In Ontario, it was Fielding Estates that first tried making orange wine with viognier grapes. They’ve since sold out and not made it again because, unfortunately, making wine in this fashion in Ontario requires a %100 rot free harvest.
A few years later, Stanners Vineyards was not far behind and then we read about John Szabo and Norm Hardie experimenting with orange wine. Both were in such small batches, that we were never able to get out hands on a bottle.
It wasn’t until a Terroir Symposium party years later that we finally got to try this unique style of wine thanks to Southbrook Vineyards.
The wine was so special. Wild fermented, a rich orange colour — like tea earl grey with lemon. It taste similar with citrus notes, bergamot and a nice yeasty richness. Like all of Southbrook’s wines, it’s organic and biodynamic — and sold out in a few short weeks.
We were distraught. Distraught until last week we heard they are making more!

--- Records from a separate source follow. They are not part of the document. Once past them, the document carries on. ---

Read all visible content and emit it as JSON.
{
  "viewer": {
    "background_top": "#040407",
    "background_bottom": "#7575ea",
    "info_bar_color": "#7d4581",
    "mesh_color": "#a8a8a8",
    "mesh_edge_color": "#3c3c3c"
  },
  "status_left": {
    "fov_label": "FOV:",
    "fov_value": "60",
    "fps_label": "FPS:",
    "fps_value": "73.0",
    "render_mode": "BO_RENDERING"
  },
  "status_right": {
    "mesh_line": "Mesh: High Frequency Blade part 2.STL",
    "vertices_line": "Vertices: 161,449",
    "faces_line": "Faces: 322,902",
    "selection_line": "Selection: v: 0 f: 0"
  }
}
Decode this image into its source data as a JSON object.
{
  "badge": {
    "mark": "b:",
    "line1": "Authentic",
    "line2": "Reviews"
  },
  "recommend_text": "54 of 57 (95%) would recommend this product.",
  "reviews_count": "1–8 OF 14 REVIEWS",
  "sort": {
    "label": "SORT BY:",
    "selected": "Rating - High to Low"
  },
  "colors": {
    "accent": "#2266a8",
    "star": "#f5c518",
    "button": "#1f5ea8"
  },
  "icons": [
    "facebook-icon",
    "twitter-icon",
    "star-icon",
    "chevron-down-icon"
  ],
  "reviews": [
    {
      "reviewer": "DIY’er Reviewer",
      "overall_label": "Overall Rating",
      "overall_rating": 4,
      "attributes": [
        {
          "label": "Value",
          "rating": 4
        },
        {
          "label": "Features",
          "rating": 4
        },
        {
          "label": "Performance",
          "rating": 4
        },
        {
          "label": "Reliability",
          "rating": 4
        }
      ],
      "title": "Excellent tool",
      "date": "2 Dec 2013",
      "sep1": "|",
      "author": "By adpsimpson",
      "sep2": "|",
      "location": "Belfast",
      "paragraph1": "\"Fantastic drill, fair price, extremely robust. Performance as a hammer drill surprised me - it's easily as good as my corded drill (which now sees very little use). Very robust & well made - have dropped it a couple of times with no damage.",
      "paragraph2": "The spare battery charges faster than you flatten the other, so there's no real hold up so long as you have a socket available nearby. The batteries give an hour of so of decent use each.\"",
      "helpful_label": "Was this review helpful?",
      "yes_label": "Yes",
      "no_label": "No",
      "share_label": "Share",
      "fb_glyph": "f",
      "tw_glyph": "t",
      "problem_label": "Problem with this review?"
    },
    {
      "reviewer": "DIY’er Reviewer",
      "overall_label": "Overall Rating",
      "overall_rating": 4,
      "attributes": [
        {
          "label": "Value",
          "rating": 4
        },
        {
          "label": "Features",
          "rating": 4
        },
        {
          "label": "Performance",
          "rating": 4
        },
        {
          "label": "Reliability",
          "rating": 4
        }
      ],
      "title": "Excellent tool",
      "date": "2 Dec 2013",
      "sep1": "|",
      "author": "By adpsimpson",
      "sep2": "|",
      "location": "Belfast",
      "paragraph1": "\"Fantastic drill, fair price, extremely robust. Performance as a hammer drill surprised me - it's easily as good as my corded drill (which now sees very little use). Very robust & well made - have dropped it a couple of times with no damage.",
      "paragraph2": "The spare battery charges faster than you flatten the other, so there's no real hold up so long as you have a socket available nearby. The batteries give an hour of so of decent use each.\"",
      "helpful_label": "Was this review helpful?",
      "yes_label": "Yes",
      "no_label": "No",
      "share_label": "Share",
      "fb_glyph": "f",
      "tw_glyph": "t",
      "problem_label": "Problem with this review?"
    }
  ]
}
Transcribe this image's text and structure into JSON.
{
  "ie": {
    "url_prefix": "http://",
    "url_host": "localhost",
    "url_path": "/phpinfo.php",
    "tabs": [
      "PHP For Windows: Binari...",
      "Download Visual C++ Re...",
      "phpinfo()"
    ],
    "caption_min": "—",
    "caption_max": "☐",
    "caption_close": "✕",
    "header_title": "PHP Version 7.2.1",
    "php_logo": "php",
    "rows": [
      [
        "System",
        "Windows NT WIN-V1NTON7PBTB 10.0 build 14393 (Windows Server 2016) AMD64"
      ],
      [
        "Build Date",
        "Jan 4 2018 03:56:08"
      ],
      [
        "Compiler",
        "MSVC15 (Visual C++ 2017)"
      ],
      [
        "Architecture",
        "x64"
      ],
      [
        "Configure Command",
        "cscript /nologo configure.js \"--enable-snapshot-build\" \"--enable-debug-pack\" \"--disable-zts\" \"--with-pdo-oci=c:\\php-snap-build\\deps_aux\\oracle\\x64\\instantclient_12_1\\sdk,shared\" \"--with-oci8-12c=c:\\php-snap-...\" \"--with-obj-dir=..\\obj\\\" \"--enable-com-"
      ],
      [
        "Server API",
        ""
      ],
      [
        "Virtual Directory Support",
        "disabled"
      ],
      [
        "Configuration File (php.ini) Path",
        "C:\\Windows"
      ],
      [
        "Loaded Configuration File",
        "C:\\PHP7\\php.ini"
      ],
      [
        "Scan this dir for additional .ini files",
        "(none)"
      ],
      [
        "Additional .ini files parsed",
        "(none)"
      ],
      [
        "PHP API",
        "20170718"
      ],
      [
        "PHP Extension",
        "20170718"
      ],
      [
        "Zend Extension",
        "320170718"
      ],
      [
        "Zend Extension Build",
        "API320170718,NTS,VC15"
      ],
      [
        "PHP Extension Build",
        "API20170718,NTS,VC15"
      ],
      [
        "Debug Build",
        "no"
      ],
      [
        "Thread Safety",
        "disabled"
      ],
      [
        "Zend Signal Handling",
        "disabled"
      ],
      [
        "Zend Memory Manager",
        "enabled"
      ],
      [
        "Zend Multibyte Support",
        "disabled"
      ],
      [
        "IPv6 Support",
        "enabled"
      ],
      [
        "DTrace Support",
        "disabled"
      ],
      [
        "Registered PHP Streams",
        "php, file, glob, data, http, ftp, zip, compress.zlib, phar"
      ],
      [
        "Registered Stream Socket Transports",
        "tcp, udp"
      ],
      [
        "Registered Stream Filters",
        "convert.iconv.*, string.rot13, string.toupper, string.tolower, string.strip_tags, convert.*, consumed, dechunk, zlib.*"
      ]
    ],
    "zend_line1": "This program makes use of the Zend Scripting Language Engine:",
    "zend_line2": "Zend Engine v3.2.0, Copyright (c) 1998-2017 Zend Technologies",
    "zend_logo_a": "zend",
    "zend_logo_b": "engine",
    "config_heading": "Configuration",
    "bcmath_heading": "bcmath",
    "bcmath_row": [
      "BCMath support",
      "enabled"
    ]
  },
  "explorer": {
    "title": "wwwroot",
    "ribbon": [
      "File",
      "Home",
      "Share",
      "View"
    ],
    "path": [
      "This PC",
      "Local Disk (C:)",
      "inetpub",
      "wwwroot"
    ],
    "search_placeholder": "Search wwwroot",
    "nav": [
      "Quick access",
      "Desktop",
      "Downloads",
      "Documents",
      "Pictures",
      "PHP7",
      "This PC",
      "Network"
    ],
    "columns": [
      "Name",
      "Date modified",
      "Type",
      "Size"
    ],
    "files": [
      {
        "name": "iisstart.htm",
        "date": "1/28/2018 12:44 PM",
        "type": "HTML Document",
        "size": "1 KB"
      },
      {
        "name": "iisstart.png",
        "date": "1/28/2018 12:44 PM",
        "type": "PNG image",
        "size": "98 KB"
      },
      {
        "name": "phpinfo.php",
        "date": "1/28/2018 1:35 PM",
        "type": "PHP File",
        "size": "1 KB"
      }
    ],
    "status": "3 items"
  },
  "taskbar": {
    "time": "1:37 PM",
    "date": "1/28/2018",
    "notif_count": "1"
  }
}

Starting Saturday, January 23rd you’ll be able to buy in their wine shop, at farmer’s markets and online. Guess this calls for a road trip!